I discussed in a previous post how the hardiness zones only tell a small part of the story, but I would like to mention that again here.  The hardiness zones only tell you whether a plant can brave your winter minimum temperatures, not whether they will be happy with your amount of moisture or sunlight or long, hot summer days.  Some efforts have been made to construct other zone maps for variables like humidity and heat index.  Once these maps have been constructed and distributed to plant people, nurseries will need to start to label their plants, in order for them to be useful.  I know that there are a number of plants which can survive our winters, but would not like our heat waves when the temperatures can be above 100 degrees F for a week solid in the middle of the summer.

Hopefully these new maps will be circulated soon and start getting used.  It might seem like a lot of numbers to keep up with, but I can envision a 3 map system, where you just always remember you are a “7-5-8” or something like that.  If the order is kept the same (cold hardiness, heat index, humidity), it will make this new system user friendly and could help a lot of new gardeners.


Plant weather page debuts

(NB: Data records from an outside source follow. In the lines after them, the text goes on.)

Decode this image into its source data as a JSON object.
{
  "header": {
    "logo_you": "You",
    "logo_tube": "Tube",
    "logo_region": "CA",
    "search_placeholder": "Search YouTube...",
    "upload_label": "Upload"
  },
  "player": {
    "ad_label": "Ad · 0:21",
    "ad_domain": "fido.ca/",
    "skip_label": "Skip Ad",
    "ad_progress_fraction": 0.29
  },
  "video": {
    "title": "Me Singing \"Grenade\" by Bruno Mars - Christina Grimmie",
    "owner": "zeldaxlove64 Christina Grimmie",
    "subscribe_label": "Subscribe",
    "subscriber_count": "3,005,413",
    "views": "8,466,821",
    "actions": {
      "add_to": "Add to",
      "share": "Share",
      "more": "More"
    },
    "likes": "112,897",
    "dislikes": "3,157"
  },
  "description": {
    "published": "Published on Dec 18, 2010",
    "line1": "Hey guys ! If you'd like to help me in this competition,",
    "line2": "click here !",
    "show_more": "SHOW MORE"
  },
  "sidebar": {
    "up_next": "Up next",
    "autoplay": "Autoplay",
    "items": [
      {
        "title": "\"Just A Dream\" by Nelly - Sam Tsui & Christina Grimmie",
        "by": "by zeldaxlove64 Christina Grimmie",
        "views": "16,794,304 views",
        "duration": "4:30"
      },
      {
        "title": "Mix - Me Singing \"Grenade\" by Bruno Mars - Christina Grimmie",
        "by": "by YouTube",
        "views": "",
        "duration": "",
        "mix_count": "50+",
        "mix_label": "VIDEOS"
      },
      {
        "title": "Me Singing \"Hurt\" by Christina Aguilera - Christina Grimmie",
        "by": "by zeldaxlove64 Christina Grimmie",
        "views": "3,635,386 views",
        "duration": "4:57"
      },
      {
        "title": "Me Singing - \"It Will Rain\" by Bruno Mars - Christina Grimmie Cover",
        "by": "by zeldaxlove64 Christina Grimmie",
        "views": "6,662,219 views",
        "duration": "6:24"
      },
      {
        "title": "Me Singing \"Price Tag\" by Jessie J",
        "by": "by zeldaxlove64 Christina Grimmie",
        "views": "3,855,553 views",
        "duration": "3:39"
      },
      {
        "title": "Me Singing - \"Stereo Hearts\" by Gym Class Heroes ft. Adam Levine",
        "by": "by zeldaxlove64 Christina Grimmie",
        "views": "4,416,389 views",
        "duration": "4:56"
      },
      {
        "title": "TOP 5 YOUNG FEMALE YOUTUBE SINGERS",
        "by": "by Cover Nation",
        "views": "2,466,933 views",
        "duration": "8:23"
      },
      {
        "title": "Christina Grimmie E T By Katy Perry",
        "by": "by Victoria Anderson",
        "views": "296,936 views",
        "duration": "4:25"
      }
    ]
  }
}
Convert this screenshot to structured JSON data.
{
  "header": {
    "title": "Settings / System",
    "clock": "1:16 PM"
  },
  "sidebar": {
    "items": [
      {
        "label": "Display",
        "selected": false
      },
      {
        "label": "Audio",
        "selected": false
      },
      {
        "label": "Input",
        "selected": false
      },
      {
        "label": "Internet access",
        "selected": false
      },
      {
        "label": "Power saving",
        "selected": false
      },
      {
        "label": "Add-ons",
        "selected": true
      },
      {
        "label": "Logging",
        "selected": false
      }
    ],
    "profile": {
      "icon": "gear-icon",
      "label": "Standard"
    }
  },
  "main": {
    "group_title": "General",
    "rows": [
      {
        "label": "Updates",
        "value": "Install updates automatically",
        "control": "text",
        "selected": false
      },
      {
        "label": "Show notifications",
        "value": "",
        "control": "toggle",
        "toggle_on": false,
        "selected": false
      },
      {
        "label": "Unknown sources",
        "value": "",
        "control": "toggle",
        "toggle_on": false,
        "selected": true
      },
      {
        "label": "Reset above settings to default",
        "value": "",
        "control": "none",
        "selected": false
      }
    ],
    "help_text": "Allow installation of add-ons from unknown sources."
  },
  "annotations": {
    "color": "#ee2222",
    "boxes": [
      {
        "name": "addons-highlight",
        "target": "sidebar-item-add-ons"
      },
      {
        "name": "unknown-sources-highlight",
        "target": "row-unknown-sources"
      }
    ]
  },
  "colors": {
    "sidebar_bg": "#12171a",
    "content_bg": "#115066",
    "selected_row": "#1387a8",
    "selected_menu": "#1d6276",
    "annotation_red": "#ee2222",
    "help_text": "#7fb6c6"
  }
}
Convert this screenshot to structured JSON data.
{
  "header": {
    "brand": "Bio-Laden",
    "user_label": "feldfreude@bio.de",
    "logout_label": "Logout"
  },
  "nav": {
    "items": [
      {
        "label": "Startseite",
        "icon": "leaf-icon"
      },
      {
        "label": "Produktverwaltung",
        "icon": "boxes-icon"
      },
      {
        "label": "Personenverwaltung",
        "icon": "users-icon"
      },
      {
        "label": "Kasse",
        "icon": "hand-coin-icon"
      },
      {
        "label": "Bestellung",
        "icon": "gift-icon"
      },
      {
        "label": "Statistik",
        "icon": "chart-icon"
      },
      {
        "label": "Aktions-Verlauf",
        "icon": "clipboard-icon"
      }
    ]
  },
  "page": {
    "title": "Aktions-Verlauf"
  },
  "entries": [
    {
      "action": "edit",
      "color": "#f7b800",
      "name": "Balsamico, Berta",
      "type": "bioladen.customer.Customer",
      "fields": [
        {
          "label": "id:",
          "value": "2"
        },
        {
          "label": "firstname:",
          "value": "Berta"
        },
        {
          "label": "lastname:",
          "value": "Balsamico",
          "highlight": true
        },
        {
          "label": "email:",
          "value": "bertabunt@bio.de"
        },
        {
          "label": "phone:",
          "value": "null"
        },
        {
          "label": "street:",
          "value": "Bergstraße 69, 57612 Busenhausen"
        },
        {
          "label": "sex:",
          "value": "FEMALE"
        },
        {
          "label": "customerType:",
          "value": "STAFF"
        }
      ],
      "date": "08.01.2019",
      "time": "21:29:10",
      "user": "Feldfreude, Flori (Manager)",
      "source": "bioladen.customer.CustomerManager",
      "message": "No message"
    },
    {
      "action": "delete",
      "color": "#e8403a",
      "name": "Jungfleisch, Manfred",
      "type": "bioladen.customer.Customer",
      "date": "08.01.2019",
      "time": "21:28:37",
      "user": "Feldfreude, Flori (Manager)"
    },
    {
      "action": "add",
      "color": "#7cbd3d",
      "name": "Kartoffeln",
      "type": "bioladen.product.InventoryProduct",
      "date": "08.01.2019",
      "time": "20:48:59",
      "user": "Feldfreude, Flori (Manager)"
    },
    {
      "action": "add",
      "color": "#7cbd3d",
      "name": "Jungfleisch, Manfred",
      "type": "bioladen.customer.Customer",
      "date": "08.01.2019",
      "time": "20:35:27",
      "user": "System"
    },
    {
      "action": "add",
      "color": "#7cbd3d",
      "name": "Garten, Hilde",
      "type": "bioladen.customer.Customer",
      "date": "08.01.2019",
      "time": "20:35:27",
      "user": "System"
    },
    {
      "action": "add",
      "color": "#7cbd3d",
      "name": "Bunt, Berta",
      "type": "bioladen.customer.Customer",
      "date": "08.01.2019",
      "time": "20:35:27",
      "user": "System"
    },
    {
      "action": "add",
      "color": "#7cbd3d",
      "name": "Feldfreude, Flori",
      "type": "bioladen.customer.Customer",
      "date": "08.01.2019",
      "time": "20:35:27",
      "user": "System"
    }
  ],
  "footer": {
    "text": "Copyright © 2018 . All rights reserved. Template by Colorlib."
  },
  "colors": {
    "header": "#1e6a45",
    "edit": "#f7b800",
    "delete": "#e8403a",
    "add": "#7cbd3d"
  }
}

You may or may not know that I am a meteorologist and software developer by trade.  Recently I decided to merge my occupational and recreational activities.  I have setup a new page here on the blog that shows the temperature and humidity (in the form of dewpoint temperature) of the environment in which my plants are growing.  You might have noticed the new link in the Pages section of the right panel –>.

(click for larger version)
(click for larger version)

The plot is called a meteogram, which means that it has meteorological data for a particular location, plotted on a time axis.  So you can see how certain variables (temperature and dewpoint, in this case) have varied over the last 24 hours (or however long the time axis spans).  Here is an example of a more detailed meteogram, produced by the Oklahoma Climatological Survey.

My meteogram is on the blog for a couple of different reasons:

  1. First and foremost, I think it’s cool.
  2. Other people can see what the temperature is like where my plants are growing.  You might think that you could just look that up on the internet, but you can’t.  My plants move in and out of doors, based on what time of year it is.  Also, I’m hoping to build a greenhouse one day, and the plants (and sensors) will be moving in there when it gets cooler outside.
  3. This will help me monitor the environment of my plants – even when I’m not at home.  [Not that there’s much I could do about it if I noticed that the temperature had plummeted and I was out of town.  But, hey, maybe I would call a family member and talk them into helping me out.]

The look of the meteogram is likely to change over the next couple of months.  I might add more sensors to my little weather station so that you can see how the temperature varies between the different locations where I have my plants – indoors, outdoors sun, outdoors shade.  Hey, maybe I’ll even get some fancy stuff, like an anemometer (wind gauge), and plot that data as well.

The plot will always be available on the “Plant Weather” page, and is currently being updated once each hour.

What do you think?